There is one principle that I would add to the five principles that Marvin examines in the article: nondiscrimination. It seems to me that across public and private, physical and virtual “space” contexts (and judicial opinions), one persistent principle is that nondiscriminatory approaches to sustaining spaces, platforms, … infrastructures are presumptively legit and normatively attractive — whether government efforts to “sustain” involve public provisioning, subsidization or regulation.
I recognize that this might seem to tread too close to the negative liberty / anti-censorship model, but in my view, it helps connect the anti-censorship model with the pro-architecture model. We should worry when government micro-manages speech and chooses winners and losers, but macro-managing/structuring the speech environment is unavoidable. A nondiscrimination principle guides the latter (macro-management) to avoid the former (micro-management).
This sixth principle is implicit is the other five that Marvin discusses. It’s not articulated as a stand-alone principle, uniform across situations, or even defined completely. Nonetheless, nondiscrimination of *some* sort is part of the spatial analysis for each principle. For example, in the paper, when Marvin discusses designated public spaces, he says that government can designate spaces–so long as it does so in a nondiscriminatory way. The nondiscrimination principle here is limited: government cannot discriminate based on the limited notion of “content.” Another example is limited public forums where government cannot discriminate on viewpoint, but can set aside a forum for particular speakers based on the expected content (say students / educational content). There are other examples that Marvin explores in the paper. In my view, there is something fundamental about nondiscrimnation and the functional role that it plays that warrants further attention.
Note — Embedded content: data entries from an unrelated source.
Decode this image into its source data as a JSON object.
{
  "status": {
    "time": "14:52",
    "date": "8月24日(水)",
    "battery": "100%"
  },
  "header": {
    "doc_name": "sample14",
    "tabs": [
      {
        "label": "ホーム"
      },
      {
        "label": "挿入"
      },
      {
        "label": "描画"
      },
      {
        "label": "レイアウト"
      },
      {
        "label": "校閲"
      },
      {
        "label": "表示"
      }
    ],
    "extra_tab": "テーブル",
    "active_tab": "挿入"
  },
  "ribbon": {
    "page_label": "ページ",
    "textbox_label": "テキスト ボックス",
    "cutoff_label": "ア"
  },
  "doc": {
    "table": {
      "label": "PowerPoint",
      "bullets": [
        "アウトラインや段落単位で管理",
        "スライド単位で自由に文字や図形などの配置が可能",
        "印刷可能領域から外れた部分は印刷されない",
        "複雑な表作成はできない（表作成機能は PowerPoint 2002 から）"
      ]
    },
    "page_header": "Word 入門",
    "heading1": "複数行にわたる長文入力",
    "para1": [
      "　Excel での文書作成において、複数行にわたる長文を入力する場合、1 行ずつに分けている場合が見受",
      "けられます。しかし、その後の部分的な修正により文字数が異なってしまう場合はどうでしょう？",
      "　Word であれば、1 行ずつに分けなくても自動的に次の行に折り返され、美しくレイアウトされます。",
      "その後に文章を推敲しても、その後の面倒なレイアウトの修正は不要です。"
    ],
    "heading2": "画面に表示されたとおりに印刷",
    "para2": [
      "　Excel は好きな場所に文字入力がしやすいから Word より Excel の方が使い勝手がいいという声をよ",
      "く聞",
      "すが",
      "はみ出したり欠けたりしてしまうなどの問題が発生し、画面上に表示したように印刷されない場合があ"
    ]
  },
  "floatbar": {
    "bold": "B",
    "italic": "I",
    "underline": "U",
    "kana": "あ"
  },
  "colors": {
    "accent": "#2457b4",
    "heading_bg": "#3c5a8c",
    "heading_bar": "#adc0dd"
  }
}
Frankly, the idea of a nondiscrimination principle connects with my own ideas about the First Amendment being aimed at sustaining infrastructure commons and the many different types of spillovers from speech–or more broadly, sustaining a spillover-rich cultural environment; I explored those ideas in an essay and I expand on them in the book. It is important to make clear that government support for infrastructure commons — whether by direct provisioning or by common carrier style regulation — lessens pressure on both governments and markets to pick winners and losers in the speech marketplace/environment, and as Marvin argues, that is something that is and ought to be fundamental or core in any FA model.